(What you should do) From the entries below, extract every line that includes the word "make".

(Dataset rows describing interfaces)
"""

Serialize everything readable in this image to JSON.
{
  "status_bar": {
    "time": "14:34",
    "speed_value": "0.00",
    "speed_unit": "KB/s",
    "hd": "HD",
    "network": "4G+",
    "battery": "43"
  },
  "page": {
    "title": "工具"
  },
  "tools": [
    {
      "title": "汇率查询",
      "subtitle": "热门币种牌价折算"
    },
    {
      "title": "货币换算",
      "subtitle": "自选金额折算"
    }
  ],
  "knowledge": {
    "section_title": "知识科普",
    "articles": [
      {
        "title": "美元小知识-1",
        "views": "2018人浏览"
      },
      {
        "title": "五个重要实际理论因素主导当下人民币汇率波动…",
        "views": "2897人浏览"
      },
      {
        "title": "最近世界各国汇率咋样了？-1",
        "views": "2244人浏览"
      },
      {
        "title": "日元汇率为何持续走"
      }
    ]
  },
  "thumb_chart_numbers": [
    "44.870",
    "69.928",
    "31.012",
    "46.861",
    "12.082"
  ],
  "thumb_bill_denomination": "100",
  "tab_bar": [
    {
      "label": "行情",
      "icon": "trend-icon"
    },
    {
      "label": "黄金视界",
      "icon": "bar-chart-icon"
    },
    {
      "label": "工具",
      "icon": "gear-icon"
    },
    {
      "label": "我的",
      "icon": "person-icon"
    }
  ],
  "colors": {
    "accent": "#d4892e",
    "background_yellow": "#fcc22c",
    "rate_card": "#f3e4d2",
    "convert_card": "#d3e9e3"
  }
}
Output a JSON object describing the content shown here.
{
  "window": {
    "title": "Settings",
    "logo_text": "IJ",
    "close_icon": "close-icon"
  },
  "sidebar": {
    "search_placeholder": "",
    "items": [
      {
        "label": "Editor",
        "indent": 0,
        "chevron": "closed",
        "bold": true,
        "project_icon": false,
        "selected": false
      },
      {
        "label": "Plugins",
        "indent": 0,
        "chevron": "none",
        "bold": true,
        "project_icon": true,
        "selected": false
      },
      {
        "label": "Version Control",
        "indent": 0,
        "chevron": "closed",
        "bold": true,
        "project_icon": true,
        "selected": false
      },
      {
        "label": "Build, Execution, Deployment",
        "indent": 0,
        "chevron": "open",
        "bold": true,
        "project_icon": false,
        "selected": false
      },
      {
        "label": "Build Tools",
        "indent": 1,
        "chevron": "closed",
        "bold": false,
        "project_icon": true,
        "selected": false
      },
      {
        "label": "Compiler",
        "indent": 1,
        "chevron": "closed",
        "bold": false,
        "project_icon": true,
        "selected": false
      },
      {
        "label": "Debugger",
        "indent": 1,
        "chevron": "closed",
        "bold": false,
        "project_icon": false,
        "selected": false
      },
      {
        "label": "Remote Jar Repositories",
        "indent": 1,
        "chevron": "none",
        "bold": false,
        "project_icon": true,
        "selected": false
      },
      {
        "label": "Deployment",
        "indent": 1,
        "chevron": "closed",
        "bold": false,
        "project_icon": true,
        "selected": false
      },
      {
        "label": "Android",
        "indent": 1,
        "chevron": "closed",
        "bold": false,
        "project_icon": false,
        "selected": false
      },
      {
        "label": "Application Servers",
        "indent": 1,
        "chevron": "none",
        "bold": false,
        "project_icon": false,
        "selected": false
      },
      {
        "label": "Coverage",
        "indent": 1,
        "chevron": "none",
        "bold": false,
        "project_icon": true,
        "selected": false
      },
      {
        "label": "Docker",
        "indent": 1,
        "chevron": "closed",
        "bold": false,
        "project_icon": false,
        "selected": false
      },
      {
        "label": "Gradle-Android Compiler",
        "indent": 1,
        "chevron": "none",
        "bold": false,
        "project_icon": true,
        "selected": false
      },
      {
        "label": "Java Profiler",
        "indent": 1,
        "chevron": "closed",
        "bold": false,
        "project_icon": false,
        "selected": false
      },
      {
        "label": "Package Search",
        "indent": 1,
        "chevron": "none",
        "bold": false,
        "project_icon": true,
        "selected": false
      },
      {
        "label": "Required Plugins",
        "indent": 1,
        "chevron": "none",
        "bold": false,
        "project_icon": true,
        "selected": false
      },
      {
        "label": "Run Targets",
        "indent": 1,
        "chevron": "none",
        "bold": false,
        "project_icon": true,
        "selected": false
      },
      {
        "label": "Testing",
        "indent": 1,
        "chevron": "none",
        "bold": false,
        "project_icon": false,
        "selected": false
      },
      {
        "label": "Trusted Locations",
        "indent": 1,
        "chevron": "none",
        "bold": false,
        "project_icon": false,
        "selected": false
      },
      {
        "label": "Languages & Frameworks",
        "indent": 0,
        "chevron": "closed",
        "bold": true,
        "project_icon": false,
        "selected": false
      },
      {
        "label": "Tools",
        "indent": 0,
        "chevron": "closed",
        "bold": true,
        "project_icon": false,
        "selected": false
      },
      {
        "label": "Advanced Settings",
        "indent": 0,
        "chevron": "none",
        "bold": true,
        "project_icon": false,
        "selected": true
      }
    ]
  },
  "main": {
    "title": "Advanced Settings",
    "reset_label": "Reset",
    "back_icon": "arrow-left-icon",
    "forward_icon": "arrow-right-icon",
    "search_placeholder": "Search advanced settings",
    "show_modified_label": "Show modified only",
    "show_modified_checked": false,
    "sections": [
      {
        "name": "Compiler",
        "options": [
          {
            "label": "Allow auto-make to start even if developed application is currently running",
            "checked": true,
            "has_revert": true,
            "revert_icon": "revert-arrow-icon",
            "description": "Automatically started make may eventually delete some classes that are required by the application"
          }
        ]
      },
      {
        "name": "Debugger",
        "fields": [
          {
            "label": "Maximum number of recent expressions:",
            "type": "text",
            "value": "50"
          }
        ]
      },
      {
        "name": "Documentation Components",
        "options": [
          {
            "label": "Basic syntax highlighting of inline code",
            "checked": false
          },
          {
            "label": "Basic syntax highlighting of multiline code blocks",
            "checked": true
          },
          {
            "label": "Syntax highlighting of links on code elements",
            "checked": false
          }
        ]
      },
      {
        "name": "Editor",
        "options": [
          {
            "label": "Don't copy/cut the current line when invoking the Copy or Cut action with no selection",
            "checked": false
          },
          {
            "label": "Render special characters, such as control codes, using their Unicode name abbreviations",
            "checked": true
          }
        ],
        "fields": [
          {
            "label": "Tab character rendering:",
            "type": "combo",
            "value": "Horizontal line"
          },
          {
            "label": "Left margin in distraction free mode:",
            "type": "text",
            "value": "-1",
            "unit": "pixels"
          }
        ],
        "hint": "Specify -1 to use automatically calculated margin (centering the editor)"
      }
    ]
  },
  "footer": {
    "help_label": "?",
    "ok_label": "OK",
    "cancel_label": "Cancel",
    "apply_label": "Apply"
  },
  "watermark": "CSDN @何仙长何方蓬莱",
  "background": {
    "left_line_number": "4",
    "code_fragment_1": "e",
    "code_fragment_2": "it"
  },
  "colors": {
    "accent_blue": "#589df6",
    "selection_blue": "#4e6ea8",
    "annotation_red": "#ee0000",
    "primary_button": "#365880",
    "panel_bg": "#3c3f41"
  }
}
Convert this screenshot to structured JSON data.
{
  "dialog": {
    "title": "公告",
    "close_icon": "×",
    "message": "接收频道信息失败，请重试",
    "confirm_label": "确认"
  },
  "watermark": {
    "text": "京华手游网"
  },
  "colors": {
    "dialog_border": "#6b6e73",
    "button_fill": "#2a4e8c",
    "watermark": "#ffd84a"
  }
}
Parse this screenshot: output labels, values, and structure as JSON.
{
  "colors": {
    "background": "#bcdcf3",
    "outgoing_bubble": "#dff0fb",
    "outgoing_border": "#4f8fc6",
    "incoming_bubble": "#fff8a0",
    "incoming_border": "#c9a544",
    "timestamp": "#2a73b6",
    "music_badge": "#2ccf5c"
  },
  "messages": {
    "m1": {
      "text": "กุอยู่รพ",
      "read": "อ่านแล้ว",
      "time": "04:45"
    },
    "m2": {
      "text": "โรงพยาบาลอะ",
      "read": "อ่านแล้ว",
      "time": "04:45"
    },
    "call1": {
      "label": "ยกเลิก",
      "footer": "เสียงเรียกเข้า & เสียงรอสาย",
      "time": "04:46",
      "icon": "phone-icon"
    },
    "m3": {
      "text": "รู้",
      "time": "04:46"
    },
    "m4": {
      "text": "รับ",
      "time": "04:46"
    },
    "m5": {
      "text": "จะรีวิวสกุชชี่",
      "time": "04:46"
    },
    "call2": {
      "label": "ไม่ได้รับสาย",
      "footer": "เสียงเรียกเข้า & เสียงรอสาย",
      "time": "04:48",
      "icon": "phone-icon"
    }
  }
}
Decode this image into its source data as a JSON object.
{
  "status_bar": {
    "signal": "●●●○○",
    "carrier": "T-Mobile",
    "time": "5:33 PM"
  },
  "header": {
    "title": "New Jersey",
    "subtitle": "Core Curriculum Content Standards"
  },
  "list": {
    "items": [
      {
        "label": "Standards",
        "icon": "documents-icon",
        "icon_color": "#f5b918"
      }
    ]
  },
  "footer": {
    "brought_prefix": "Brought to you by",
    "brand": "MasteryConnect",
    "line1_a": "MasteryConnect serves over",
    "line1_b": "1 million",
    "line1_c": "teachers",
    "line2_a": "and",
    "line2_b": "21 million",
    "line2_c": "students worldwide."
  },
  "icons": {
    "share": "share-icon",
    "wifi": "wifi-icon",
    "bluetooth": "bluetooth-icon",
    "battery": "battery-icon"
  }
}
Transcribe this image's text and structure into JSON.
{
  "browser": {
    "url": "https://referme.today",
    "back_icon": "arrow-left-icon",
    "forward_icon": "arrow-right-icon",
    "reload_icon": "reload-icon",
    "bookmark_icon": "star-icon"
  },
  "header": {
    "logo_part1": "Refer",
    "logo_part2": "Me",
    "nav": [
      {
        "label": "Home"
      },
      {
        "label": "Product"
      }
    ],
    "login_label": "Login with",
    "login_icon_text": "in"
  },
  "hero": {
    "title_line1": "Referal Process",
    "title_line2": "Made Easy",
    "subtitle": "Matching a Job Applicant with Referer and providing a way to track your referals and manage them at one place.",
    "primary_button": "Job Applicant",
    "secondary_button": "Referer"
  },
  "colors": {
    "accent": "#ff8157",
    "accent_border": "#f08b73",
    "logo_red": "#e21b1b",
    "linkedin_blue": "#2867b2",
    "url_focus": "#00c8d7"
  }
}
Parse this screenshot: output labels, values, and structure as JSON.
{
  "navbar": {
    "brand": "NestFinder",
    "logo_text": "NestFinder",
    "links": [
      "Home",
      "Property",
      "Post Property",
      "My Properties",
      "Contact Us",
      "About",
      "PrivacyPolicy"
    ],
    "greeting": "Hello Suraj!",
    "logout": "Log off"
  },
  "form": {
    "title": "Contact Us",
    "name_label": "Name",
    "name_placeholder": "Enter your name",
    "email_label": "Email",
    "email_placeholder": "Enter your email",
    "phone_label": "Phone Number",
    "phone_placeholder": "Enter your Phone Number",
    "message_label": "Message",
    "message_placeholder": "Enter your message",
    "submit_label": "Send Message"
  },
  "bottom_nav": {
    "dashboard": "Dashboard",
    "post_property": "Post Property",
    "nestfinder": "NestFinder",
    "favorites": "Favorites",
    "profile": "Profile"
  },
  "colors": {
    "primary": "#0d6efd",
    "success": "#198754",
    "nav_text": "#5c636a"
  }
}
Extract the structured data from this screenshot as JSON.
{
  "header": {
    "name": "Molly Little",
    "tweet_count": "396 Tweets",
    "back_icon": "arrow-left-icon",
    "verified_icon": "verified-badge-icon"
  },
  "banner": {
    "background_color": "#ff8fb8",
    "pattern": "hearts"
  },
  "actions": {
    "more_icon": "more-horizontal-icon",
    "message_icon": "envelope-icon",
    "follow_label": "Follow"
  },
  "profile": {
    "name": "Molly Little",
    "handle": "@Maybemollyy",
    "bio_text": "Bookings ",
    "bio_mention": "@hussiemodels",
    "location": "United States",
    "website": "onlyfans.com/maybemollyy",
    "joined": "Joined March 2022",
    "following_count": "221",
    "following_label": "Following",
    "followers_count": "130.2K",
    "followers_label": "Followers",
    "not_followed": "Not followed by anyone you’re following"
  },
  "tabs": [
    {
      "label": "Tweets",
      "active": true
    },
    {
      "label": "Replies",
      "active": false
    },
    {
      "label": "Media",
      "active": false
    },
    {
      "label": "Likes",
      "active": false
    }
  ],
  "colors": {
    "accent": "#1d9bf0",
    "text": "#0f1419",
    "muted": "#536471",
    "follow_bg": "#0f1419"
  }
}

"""

(Exercise response)
            "label": "Allow auto-make to start even if developed application is currently running",
            "description": "Automatically started make may eventually delete some classes that are required by the application"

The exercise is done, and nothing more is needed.